Task brief: Every entry must appear in the output exactly as it does here.

[Data about app and page elements]
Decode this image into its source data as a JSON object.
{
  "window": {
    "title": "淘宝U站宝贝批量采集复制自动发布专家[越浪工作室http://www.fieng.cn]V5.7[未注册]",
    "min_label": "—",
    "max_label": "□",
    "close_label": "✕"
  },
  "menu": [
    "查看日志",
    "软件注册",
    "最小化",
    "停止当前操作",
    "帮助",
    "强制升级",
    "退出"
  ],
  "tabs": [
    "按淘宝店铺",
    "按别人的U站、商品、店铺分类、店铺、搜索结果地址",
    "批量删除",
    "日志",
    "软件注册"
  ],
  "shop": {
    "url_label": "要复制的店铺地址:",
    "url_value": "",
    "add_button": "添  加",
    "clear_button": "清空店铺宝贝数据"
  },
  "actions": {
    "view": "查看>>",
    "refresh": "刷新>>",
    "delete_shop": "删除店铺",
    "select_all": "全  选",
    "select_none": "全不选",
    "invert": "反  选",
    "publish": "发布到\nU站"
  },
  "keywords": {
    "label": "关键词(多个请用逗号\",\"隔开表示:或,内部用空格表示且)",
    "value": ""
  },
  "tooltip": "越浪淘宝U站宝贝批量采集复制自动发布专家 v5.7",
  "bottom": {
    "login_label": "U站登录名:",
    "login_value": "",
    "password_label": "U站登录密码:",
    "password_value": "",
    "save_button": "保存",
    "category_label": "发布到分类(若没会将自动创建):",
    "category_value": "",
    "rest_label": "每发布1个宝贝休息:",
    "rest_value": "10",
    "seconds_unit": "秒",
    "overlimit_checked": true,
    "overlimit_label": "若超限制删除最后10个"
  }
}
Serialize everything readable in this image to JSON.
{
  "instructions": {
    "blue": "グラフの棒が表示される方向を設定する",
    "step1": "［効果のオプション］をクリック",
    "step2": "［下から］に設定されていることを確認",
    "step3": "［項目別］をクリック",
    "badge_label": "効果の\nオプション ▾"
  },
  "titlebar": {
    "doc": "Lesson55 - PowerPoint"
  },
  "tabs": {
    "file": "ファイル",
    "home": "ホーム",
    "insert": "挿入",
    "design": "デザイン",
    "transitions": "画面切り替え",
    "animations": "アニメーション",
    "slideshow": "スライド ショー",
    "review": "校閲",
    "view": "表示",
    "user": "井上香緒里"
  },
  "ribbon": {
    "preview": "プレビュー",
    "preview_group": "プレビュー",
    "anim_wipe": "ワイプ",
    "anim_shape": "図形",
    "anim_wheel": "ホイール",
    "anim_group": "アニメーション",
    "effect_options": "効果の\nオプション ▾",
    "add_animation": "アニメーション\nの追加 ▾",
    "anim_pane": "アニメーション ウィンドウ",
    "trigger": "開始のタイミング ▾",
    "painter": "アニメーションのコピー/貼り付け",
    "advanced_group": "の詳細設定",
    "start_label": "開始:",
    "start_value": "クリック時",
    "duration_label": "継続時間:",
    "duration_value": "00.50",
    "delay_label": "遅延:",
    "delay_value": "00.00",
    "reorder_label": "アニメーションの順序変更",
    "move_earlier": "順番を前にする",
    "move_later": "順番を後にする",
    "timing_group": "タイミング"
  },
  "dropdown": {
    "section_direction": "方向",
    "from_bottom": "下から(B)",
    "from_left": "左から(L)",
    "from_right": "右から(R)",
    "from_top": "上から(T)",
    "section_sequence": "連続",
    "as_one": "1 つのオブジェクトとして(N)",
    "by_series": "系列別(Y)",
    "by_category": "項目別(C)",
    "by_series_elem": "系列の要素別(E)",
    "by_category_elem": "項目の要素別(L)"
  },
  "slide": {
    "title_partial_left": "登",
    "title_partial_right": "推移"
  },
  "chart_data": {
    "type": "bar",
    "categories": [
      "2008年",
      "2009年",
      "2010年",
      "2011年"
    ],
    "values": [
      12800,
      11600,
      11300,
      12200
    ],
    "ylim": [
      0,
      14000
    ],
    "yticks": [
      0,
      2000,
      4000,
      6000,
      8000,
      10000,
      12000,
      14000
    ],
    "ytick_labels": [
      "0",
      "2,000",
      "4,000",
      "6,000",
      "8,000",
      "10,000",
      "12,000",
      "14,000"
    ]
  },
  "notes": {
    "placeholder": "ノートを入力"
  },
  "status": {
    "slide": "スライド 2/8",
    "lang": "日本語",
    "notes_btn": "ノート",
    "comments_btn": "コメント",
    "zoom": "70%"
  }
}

Answer to the exercise:
Decode this image into its source data as a JSON object.
{
  "window": {
    "title": "淘宝U站宝贝批量采集复制自动发布专家[越浪工作室http://www.fieng.cn]V5.7[未注册]",
    "min_label": "—",
    "max_label": "□",
    "close_label": "✕"
  },
  "menu": [
    "查看日志",
    "软件注册",
    "最小化",
    "停止当前操作",
    "帮助",
    "强制升级",
    "退出"
  ],
  "tabs": [
    "按淘宝店铺",
    "按别人的U站、商品、店铺分类、店铺、搜索结果地址",
    "批量删除",
    "日志",
    "软件注册"
  ],
  "shop": {
    "url_label": "要复制的店铺地址:",
    "url_value": "",
    "add_button": "添  加",
    "clear_button": "清空店铺宝贝数据"
  },
  "actions": {
    "view": "查看>>",
    "refresh": "刷新>>",
    "delete_shop": "删除店铺",
    "select_all": "全  选",
    "select_none": "全不选",
    "invert": "反  选",
    "publish": "发布到\nU站"
  },
  "keywords": {
    "label": "关键词(多个请用逗号\",\"隔开表示:或,内部用空格表示且)",
    "value": ""
  },
  "tooltip": "越浪淘宝U站宝贝批量采集复制自动发布专家 v5.7",
  "bottom": {
    "login_label": "U站登录名:",
    "login_value": "",
    "password_label": "U站登录密码:",
    "password_value": "",
    "save_button": "保存",
    "category_label": "发布到分类(若没会将自动创建):",
    "category_value": "",
    "rest_label": "每发布1个宝贝休息:",
    "rest_value": "10",
    "seconds_unit": "秒",
    "overlimit_checked": true,
    "overlimit_label": "若超限制删除最后10个"
  }
}
Serialize everything readable in this image to JSON.
{
  "instructions": {
    "blue": "グラフの棒が表示される方向を設定する",
    "step1": "［効果のオプション］をクリック",
    "step2": "［下から］に設定されていることを確認",
    "step3": "［項目別］をクリック",
    "badge_label": "効果の\nオプション ▾"
  },
  "titlebar": {
    "doc": "Lesson55 - PowerPoint"
  },
  "tabs": {
    "file": "ファイル",
    "home": "ホーム",
    "insert": "挿入",
    "design": "デザイン",
    "transitions": "画面切り替え",
    "animations": "アニメーション",
    "slideshow": "スライド ショー",
    "review": "校閲",
    "view": "表示",
    "user": "井上香緒里"
  },
  "ribbon": {
    "preview": "プレビュー",
    "preview_group": "プレビュー",
    "anim_wipe": "ワイプ",
    "anim_shape": "図形",
    "anim_wheel": "ホイール",
    "anim_group": "アニメーション",
    "effect_options": "効果の\nオプション ▾",
    "add_animation": "アニメーション\nの追加 ▾",
    "anim_pane": "アニメーション ウィンドウ",
    "trigger": "開始のタイミング ▾",
    "painter": "アニメーションのコピー/貼り付け",
    "advanced_group": "の詳細設定",
    "start_label": "開始:",
    "start_value": "クリック時",
    "duration_label": "継続時間:",
    "duration_value": "00.50",
    "delay_label": "遅延:",
    "delay_value": "00.00",
    "reorder_label": "アニメーションの順序変更",
    "move_earlier": "順番を前にする",
    "move_later": "順番を後にする",
    "timing_group": "タイミング"
  },
  "dropdown": {
    "section_direction": "方向",
    "from_bottom": "下から(B)",
    "from_left": "左から(L)",
    "from_right": "右から(R)",
    "from_top": "上から(T)",
    "section_sequence": "連続",
    "as_one": "1 つのオブジェクトとして(N)",
    "by_series": "系列別(Y)",
    "by_category": "項目別(C)",
    "by_series_elem": "系列の要素別(E)",
    "by_category_elem": "項目の要素別(L)"
  },
  "slide": {
    "title_partial_left": "登",
    "title_partial_right": "推移"
  },
  "chart_data": {
    "type": "bar",
    "categories": [
      "2008年",
      "2009年",
      "2010年",
      "2011年"
    ],
    "values": [
      12800,
      11600,
      11300,
      12200
    ],
    "ylim": [
      0,
      14000
    ],
    "yticks": [
      0,
      2000,
      4000,
      6000,
      8000,
      10000,
      12000,
      14000
    ],
    "ytick_labels": [
      "0",
      "2,000",
      "4,000",
      "6,000",
      "8,000",
      "10,000",
      "12,000",
      "14,000"
    ]
  },
  "notes": {
    "placeholder": "ノートを入力"
  },
  "status": {
    "slide": "スライド 2/8",
    "lang": "日本語",
    "notes_btn": "ノート",
    "comments_btn": "コメント",
    "zoom": "70%"
  }
}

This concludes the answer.